 my $mesg = $ldap->bind($dirUsr, password => $dirPass);
#
 $mesg = $ldap->search (
			base=> $memberdn,
			scope=> 'base',
			filter=> $filter,
			attrs=> @attrs
			);
#
 if ($mesg->count shift_entry()) {
        my $dn = $entry->dn;
        my $uid = $entry->get_value(’uid’);
        if ($dn =~ /Retired/gi) {
	    return (0);
        }
        else {
	    return (1);
        }
    }
 }
 $ldap->unbind();
}
#
sub delete_member {
 my $groupdn = @_[0];
 my $memberdn = @_[1];
 my $ldap = Net::LDAP->new($ldapHost, version => ‘3′);
 my $mesg = $ldap->bind($ldapUsr, password =>$ldapPass);
 $mesg = $ldap->modify ($groupdn,
		delete => {’uniquemember’ => $memberdn }
		);
 $ldap->unbind;
}
#
__END__;
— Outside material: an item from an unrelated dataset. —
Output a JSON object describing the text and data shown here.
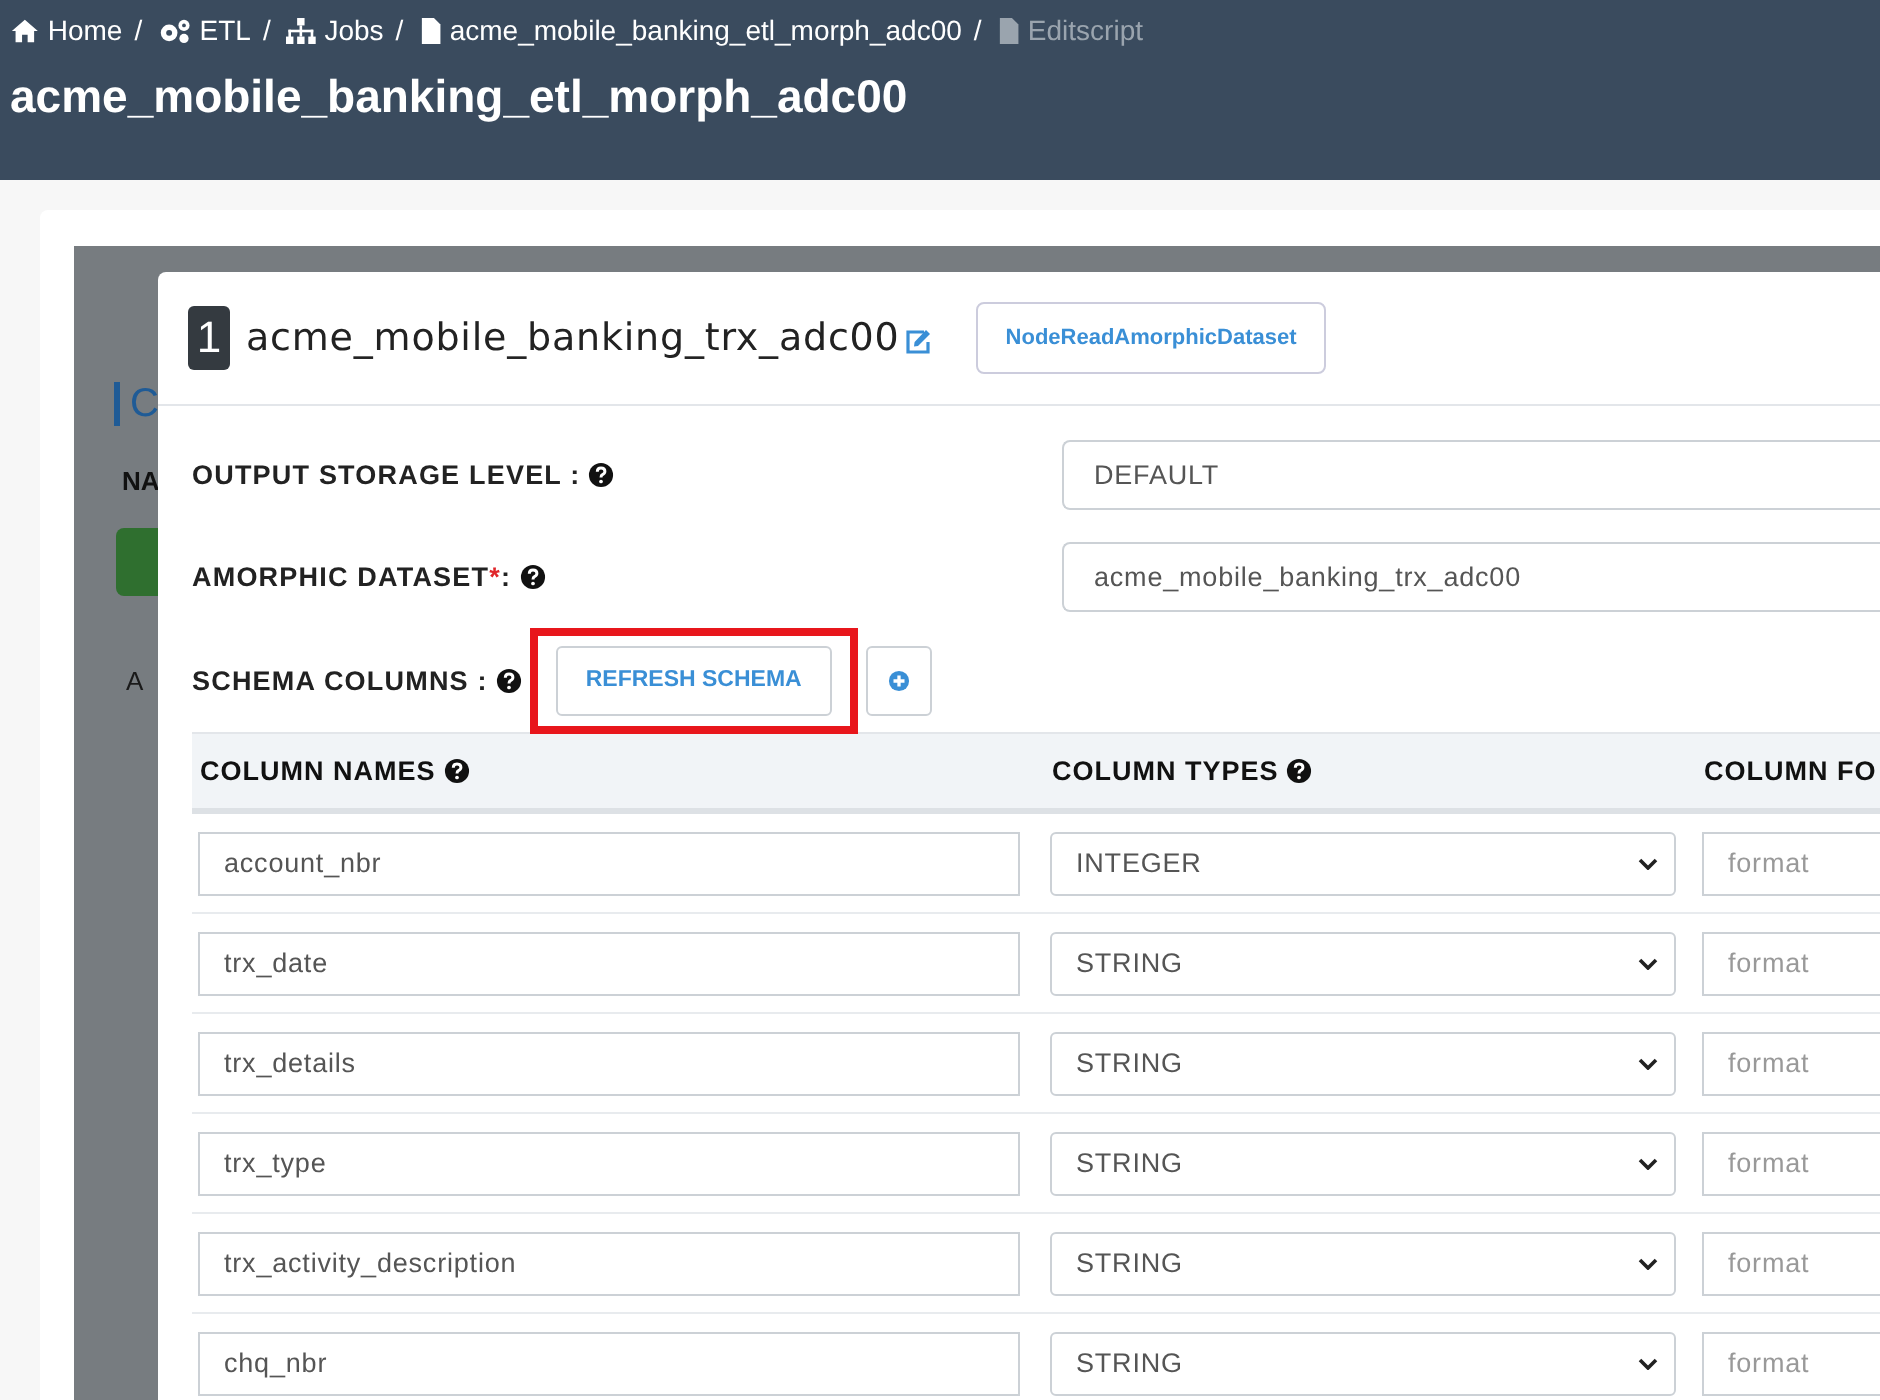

You’ll notice in the search_member subroutine I return a “0” if no entry corresponding to the uniquemember in a group is found. I also do this if the dn is found, but contains the text “Retired” in the dn, like “uid=12345678, ou=Retired,dc=example,dc=com”. Entries of terminated users are not always outright deleted in some environments, instead being stored in a container separate from where active entries are kept. This allows administrators to have a database of terminated user information available if needed. Environments that use Oracle Identity Manager or some other database-driven user administration system would not need to do this, since user information is kept in that application’s database.
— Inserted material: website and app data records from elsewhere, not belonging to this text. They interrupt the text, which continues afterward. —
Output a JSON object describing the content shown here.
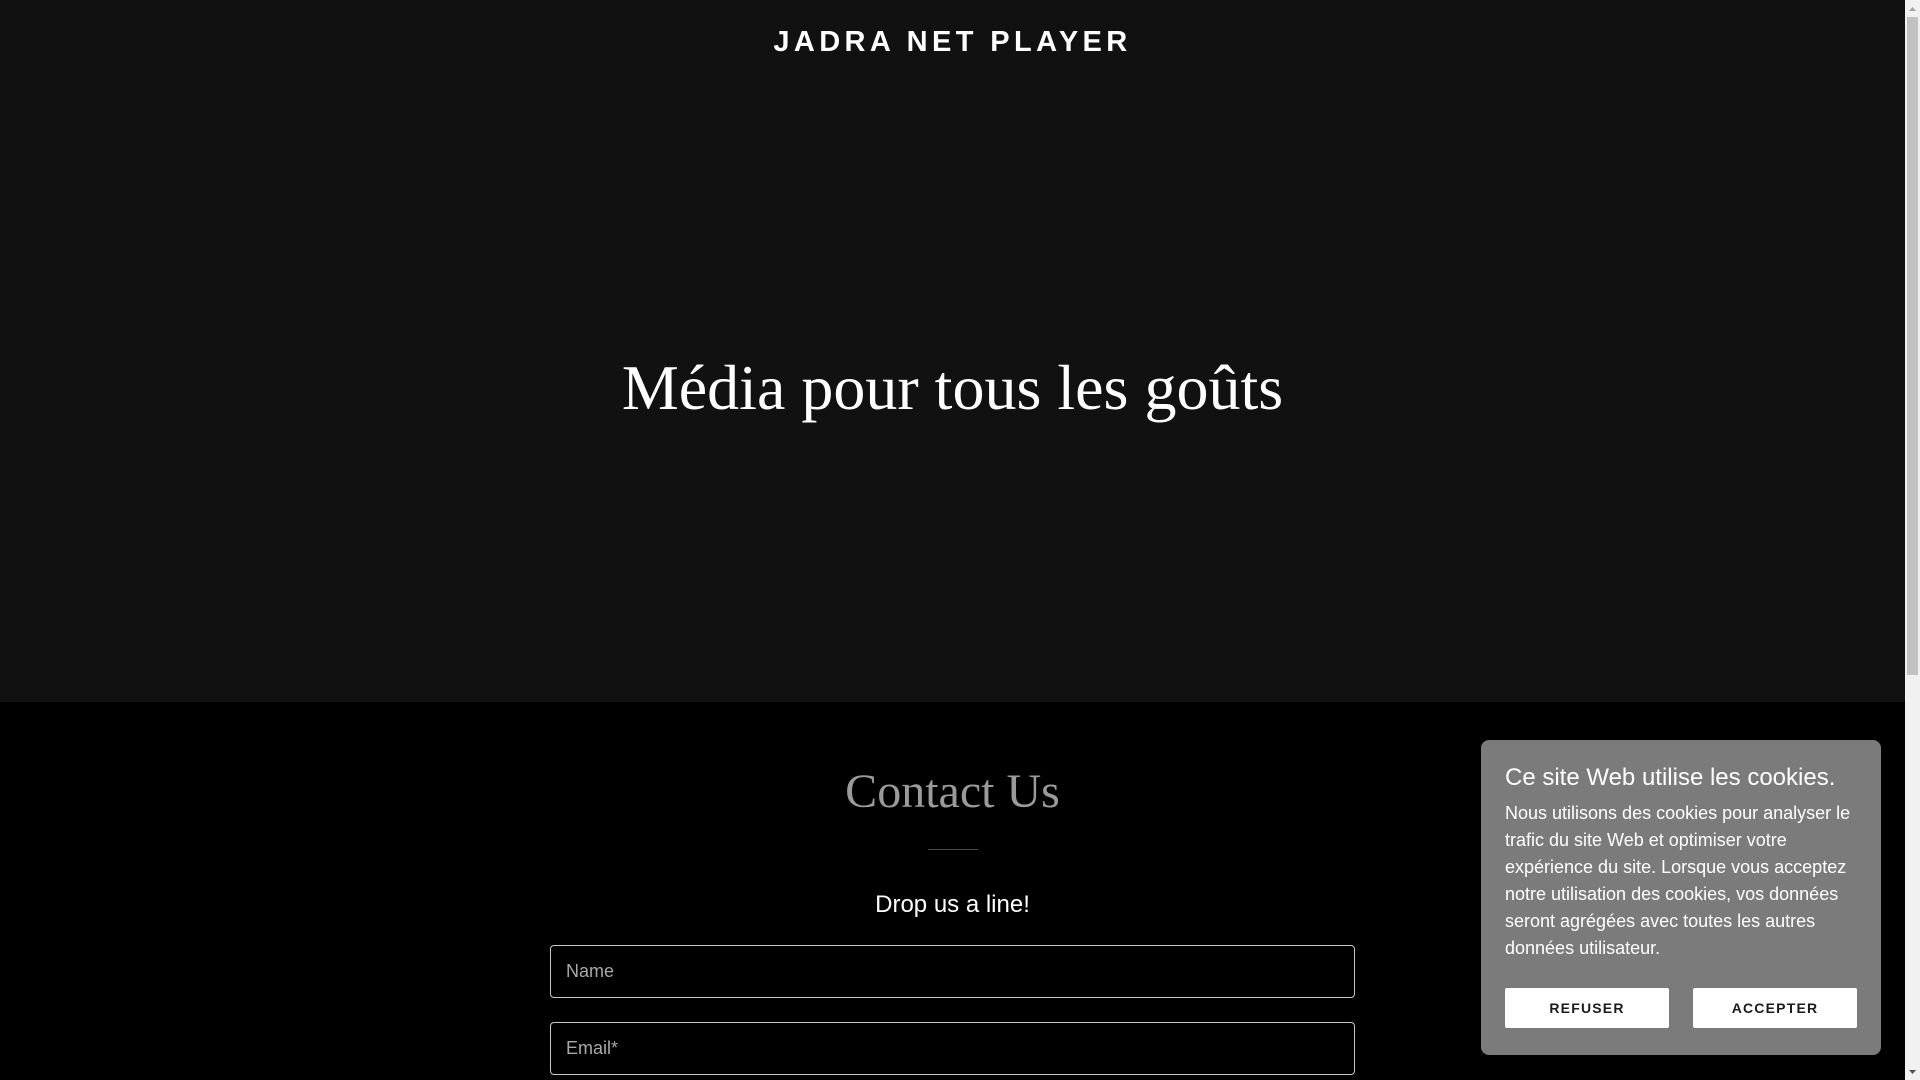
{
  "header": {
    "site_title": "JADRA NET PLAYER"
  },
  "hero": {
    "heading": "Média pour tous les goûts"
  },
  "contact": {
    "heading": "Contact Us",
    "subheading": "Drop us a line!",
    "name_placeholder": "Name",
    "email_placeholder": "Email*"
  },
  "cookie_banner": {
    "title": "Ce site Web utilise les cookies.",
    "text": "Nous utilisons des cookies pour analyser le trafic du site Web et optimiser votre expérience du site. Lorsque vous acceptez notre utilisation des cookies, vos données seront agrégées avec toutes les autres données utilisateur.",
    "refuse_label": "REFUSER",
    "accept_label": "ACCEPTER"
  },
  "scrollbar": {
    "position": 0
  },
  "colors": {
    "page_background": "#000000",
    "hero_background": "#111111",
    "cookie_panel_background": "#7b7b7b",
    "contact_heading": "#9a9a9a",
    "button_background": "#ffffff"
  },
  "icons": {
    "scroll_up": "scroll-up-arrow-icon",
    "scroll_down": "scroll-down-arrow-icon"
  }
}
Now there is at least one thing that makes this script something less than optimal. That would be the fact that I open and close an LDAP connection for each seach and delete operation. The better way to do this would be to open up that connection in main and then use the already instantiated connection objects (”$ldap”, “$mesg”) to do my LDAP commands against.

Another thing to consider is that once your groups become numerous and/or populous enough this is going to run v-e-r-y slowly. I hit a wall, performance-wise when I got up over 1,000 groups with 4,000 to 5,000 members each using Sun Directory. Your mileage will vary, depending upon the server product you’re using. But this is not just a limitation of any given LDAP server product, it has been demonstrated that groups over 5,000 members each aren’t processed very well under the LDAP protocol they all use in common. All that coding and decoding according to ASN.1 rules . As far as I can see the only real solution there is to do such maintenance operations at the database level, something that will hopefully be a lot easier to do with directories that have an RDBMS backend like OID (Oracle Internet Directory).